(Source data)
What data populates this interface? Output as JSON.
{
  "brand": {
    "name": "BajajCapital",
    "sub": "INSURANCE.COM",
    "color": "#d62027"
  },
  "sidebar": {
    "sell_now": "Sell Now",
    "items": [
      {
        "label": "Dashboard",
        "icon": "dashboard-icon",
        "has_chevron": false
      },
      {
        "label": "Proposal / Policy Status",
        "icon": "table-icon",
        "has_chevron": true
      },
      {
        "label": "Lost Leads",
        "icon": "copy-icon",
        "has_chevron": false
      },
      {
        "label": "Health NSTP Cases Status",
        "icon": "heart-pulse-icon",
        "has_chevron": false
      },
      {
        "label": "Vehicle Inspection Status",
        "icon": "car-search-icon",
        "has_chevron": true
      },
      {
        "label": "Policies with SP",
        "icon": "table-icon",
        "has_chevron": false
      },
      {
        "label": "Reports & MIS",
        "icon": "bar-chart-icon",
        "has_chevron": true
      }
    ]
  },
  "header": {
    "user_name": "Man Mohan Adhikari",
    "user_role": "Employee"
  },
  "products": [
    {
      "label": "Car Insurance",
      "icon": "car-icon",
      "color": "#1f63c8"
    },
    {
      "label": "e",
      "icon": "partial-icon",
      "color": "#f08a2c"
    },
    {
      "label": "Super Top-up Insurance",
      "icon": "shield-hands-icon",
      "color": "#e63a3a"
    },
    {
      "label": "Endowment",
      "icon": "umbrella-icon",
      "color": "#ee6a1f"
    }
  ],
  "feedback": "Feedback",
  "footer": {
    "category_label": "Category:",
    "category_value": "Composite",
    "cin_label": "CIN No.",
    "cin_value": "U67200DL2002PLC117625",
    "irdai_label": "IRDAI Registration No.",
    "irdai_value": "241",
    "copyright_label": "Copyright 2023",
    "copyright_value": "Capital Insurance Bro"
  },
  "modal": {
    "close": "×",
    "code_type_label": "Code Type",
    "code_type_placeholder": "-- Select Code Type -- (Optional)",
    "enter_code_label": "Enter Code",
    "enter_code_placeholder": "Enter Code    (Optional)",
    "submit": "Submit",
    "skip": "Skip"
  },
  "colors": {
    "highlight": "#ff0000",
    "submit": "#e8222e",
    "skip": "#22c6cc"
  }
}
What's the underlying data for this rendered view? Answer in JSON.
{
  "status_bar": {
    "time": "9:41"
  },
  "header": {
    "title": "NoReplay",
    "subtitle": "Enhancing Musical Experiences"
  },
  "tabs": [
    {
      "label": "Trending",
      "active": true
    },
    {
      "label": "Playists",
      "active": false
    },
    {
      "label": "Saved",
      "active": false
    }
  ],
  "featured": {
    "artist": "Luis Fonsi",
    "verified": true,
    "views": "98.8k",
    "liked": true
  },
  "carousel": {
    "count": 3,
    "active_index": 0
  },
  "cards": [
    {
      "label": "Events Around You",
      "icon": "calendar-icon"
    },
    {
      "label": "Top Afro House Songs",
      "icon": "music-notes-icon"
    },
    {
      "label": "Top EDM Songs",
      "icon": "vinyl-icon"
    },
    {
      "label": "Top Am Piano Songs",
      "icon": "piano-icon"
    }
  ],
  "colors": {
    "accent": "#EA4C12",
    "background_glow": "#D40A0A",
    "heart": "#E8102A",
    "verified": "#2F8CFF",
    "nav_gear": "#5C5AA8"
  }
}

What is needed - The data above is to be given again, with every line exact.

Written answer -
What data populates this interface? Output as JSON.
{
  "brand": {
    "name": "BajajCapital",
    "sub": "INSURANCE.COM",
    "color": "#d62027"
  },
  "sidebar": {
    "sell_now": "Sell Now",
    "items": [
      {
        "label": "Dashboard",
        "icon": "dashboard-icon",
        "has_chevron": false
      },
      {
        "label": "Proposal / Policy Status",
        "icon": "table-icon",
        "has_chevron": true
      },
      {
        "label": "Lost Leads",
        "icon": "copy-icon",
        "has_chevron": false
      },
      {
        "label": "Health NSTP Cases Status",
        "icon": "heart-pulse-icon",
        "has_chevron": false
      },
      {
        "label": "Vehicle Inspection Status",
        "icon": "car-search-icon",
        "has_chevron": true
      },
      {
        "label": "Policies with SP",
        "icon": "table-icon",
        "has_chevron": false
      },
      {
        "label": "Reports & MIS",
        "icon": "bar-chart-icon",
        "has_chevron": true
      }
    ]
  },
  "header": {
    "user_name": "Man Mohan Adhikari",
    "user_role": "Employee"
  },
  "products": [
    {
      "label": "Car Insurance",
      "icon": "car-icon",
      "color": "#1f63c8"
    },
    {
      "label": "e",
      "icon": "partial-icon",
      "color": "#f08a2c"
    },
    {
      "label": "Super Top-up Insurance",
      "icon": "shield-hands-icon",
      "color": "#e63a3a"
    },
    {
      "label": "Endowment",
      "icon": "umbrella-icon",
      "color": "#ee6a1f"
    }
  ],
  "feedback": "Feedback",
  "footer": {
    "category_label": "Category:",
    "category_value": "Composite",
    "cin_label": "CIN No.",
    "cin_value": "U67200DL2002PLC117625",
    "irdai_label": "IRDAI Registration No.",
    "irdai_value": "241",
    "copyright_label": "Copyright 2023",
    "copyright_value": "Capital Insurance Bro"
  },
  "modal": {
    "close": "×",
    "code_type_label": "Code Type",
    "code_type_placeholder": "-- Select Code Type -- (Optional)",
    "enter_code_label": "Enter Code",
    "enter_code_placeholder": "Enter Code    (Optional)",
    "submit": "Submit",
    "skip": "Skip"
  },
  "colors": {
    "highlight": "#ff0000",
    "submit": "#e8222e",
    "skip": "#22c6cc"
  }
}
What's the underlying data for this rendered view? Answer in JSON.
{
  "status_bar": {
    "time": "9:41"
  },
  "header": {
    "title": "NoReplay",
    "subtitle": "Enhancing Musical Experiences"
  },
  "tabs": [
    {
      "label": "Trending",
      "active": true
    },
    {
      "label": "Playists",
      "active": false
    },
    {
      "label": "Saved",
      "active": false
    }
  ],
  "featured": {
    "artist": "Luis Fonsi",
    "verified": true,
    "views": "98.8k",
    "liked": true
  },
  "carousel": {
    "count": 3,
    "active_index": 0
  },
  "cards": [
    {
      "label": "Events Around You",
      "icon": "calendar-icon"
    },
    {
      "label": "Top Afro House Songs",
      "icon": "music-notes-icon"
    },
    {
      "label": "Top EDM Songs",
      "icon": "vinyl-icon"
    },
    {
      "label": "Top Am Piano Songs",
      "icon": "piano-icon"
    }
  ],
  "colors": {
    "accent": "#EA4C12",
    "background_glow": "#D40A0A",
    "heart": "#E8102A",
    "verified": "#2F8CFF",
    "nav_gear": "#5C5AA8"
  }
}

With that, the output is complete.